--- What you should do ---
Copy the records below word for word, leaving out nothing.

[App and web page records]
○ ○ ○ ○ ○
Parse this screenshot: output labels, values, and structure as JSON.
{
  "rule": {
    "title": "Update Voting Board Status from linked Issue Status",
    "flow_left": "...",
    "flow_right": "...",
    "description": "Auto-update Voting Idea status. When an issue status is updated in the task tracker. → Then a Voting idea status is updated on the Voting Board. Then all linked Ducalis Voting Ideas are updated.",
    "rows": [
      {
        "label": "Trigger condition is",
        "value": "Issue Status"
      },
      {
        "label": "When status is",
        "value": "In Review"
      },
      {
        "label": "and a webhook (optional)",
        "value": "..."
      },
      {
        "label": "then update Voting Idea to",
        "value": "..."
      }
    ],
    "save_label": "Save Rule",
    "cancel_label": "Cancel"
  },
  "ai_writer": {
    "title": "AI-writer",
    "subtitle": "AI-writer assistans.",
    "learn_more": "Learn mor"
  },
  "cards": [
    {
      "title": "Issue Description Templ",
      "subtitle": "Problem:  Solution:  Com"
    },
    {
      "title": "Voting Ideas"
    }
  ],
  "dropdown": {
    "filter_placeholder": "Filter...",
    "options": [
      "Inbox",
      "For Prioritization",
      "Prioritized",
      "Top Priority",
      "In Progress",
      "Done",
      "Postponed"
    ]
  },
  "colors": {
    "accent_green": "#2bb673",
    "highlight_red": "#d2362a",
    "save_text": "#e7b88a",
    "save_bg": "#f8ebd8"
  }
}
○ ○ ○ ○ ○
--- Your solution ---
Parse this screenshot: output labels, values, and structure as JSON.
{
  "rule": {
    "title": "Update Voting Board Status from linked Issue Status",
    "flow_left": "...",
    "flow_right": "...",
    "description": "Auto-update Voting Idea status. When an issue status is updated in the task tracker. → Then a Voting idea status is updated on the Voting Board. Then all linked Ducalis Voting Ideas are updated.",
    "rows": [
      {
        "label": "Trigger condition is",
        "value": "Issue Status"
      },
      {
        "label": "When status is",
        "value": "In Review"
      },
      {
        "label": "and a webhook (optional)",
        "value": "..."
      },
      {
        "label": "then update Voting Idea to",
        "value": "..."
      }
    ],
    "save_label": "Save Rule",
    "cancel_label": "Cancel"
  },
  "ai_writer": {
    "title": "AI-writer",
    "subtitle": "AI-writer assistans.",
    "learn_more": "Learn mor"
  },
  "cards": [
    {
      "title": "Issue Description Templ",
      "subtitle": "Problem:  Solution:  Com"
    },
    {
      "title": "Voting Ideas"
    }
  ],
  "dropdown": {
    "filter_placeholder": "Filter...",
    "options": [
      "Inbox",
      "For Prioritization",
      "Prioritized",
      "Top Priority",
      "In Progress",
      "Done",
      "Postponed"
    ]
  },
  "colors": {
    "accent_green": "#2bb673",
    "highlight_red": "#d2362a",
    "save_text": "#e7b88a",
    "save_bg": "#f8ebd8"
  }
}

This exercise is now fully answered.